In 2002 local musical impresarios Benny Grunch and the Bunch released a song entitled “Ain’t Dere No More.” In it the group collectively bemoan, as only the natives may, the loss of landmarks around the New Orleans metro area. It played in my head over these last few days as I watched yet more apparently salvageable dwellings, in this case double shotguns, meet their untimely demise in the 2400 block of Cadiz. What was more upsetting to me was that their demolition was supposedly not going to happen, and the structures were to be saved by their new owner Arnold Kirschman. Even be occupied by him. Except guess what? They gone.
Kirschman revealed a few short weeks ago the doubles would be replaced. And not with similar structures, but a greater-density new build. So either Kirschman, no stranger to real-estate renovation or development (this ain’t his first rodeo, folks), either innocently did not do enough due diligence on the front end to accurately assess the condition of the shotguns, or simply had no intention of ever saving them. Feel free to decide which. For the record, the demolition permit for the dwellings was filed February 24th, 2015, many weeks before he shared this update with the neighborhood.
The old bait and switch breathes long and deep in the Big Easy. Right hand, left hand, what does it matter, right? Once upon a time I resided in the Riverbend at 825 Dublin, a single shotgun. I loved that house, I loved the block, I loved everything about the area — ’til I outgrew it, that is. Twelve hundred square feet for a growing family of four gets small quick, trust me. Two blocks down from our home, also on Dublin and more or less directly behind Camellia Grill, there once stood a comparable single shotgun right in the middle of a huge 122-by-120 lot.

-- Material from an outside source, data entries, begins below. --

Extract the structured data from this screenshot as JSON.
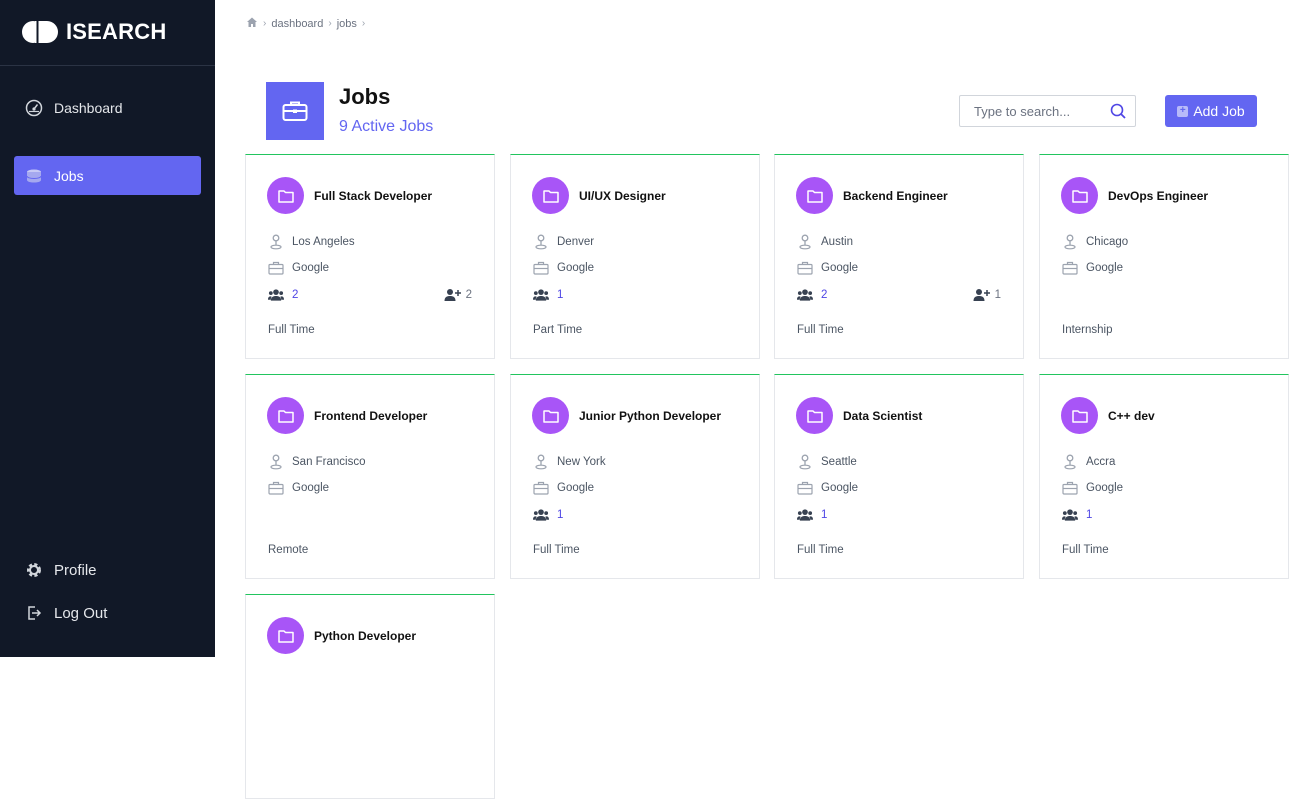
{
  "app": {
    "name": "ISEARCH"
  },
  "sidebar": {
    "items": [
      {
        "label": "Dashboard",
        "icon": "dashboard-icon"
      },
      {
        "label": "Jobs",
        "icon": "jobs-icon",
        "active": true
      }
    ],
    "bottom": [
      {
        "label": "Profile",
        "icon": "gear-icon"
      },
      {
        "label": "Log Out",
        "icon": "logout-icon"
      }
    ]
  },
  "breadcrumb": [
    "dashboard",
    "jobs"
  ],
  "header": {
    "title": "Jobs",
    "subtitle": "9 Active Jobs"
  },
  "search": {
    "placeholder": "Type to search..."
  },
  "add_button": {
    "label": "Add Job"
  },
  "colors": {
    "accent": "#6366f1",
    "avatar": "#a855f7",
    "sidebar": "#111827",
    "card_top": "#22c55e"
  },
  "jobs": [
    {
      "title": "Full Stack Developer",
      "location": "Los Angeles",
      "company": "Google",
      "applicants": "2",
      "hires": "2",
      "type": "Full Time"
    },
    {
      "title": "UI/UX Designer",
      "location": "Denver",
      "company": "Google",
      "applicants": "1",
      "hires": "",
      "type": "Part Time"
    },
    {
      "title": "Backend Engineer",
      "location": "Austin",
      "company": "Google",
      "applicants": "2",
      "hires": "1",
      "type": "Full Time"
    },
    {
      "title": "DevOps Engineer",
      "location": "Chicago",
      "company": "Google",
      "applicants": "",
      "hires": "",
      "type": "Internship"
    },
    {
      "title": "Frontend Developer",
      "location": "San Francisco",
      "company": "Google",
      "applicants": "",
      "hires": "",
      "type": "Remote"
    },
    {
      "title": "Junior Python Developer",
      "location": "New York",
      "company": "Google",
      "applicants": "1",
      "hires": "",
      "type": "Full Time"
    },
    {
      "title": "Data Scientist",
      "location": "Seattle",
      "company": "Google",
      "applicants": "1",
      "hires": "",
      "type": "Full Time"
    },
    {
      "title": "C++ dev",
      "location": "Accra",
      "company": "Google",
      "applicants": "1",
      "hires": "",
      "type": "Full Time"
    },
    {
      "title": "Python Developer",
      "location": "",
      "company": "",
      "applicants": "",
      "hires": "",
      "type": ""
    }
  ]
}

The shotgun sat there for years, unoccupied, in disrepair. Each evening as I walked past it to sit on the levee and watch the sun go down I often mused what might happen to that little dusty gem. Before you know it, a developer purchased the house and land. Afterward the developer presented a not-so-aggressive plan to demo the structure and build a modest modern structure to be called Dublin Lofts. The demolition permit was issued, the home razed, and the developer suddenly had an idea. Lo and behold, a different set of plans emerged! These required variances of setback and height. Subtle, right?
Dublin Lofts quickly spiraled into an abyss of protest over deceit being the key to unlocking the never-to-be-developed development. Yours truly even spoke before the BZA, even partially disrobing on camera to reveal a homemade t-shirt that read ‘Preserve My Levee View.’ These hearings used to air on cable access, I presume they still do, so yes, in every way I was trying to get my and my rallied neighbors’ point across. Ultimately the developer withdrew their plans, Dublin Lofts never happened, and today at 621 Dublin there sits a new construction building more in scope with the area in a hospice called Passages.
So who cares about our old architecture? I do, you should also, and in my opinion, anyone that professes themselves a New Orleanian too. Clearly there are those among us in the Crescent City who in grand scheme of things see nothing wrong with saying one thing and doing another. Poppycock, horse feathers and blatant chicanery. Methinks Mr. Kirschman has some more explaining to do. At the very least, taking someone at their word may require more skepticism than most might care to muster, and in my experience once you begin to erode the trust of the public that initially patted you on the back? Good luck earning it again.
Jean-Paul Villere is the owner of Villere Realty on Freret Street and a married father of four girls. In addition to his Wednesday column at UptownMessenger.com, he also shares his family’s adventures sometimes via pedicab or bicycle on Facebook, Twitter, and YouTube.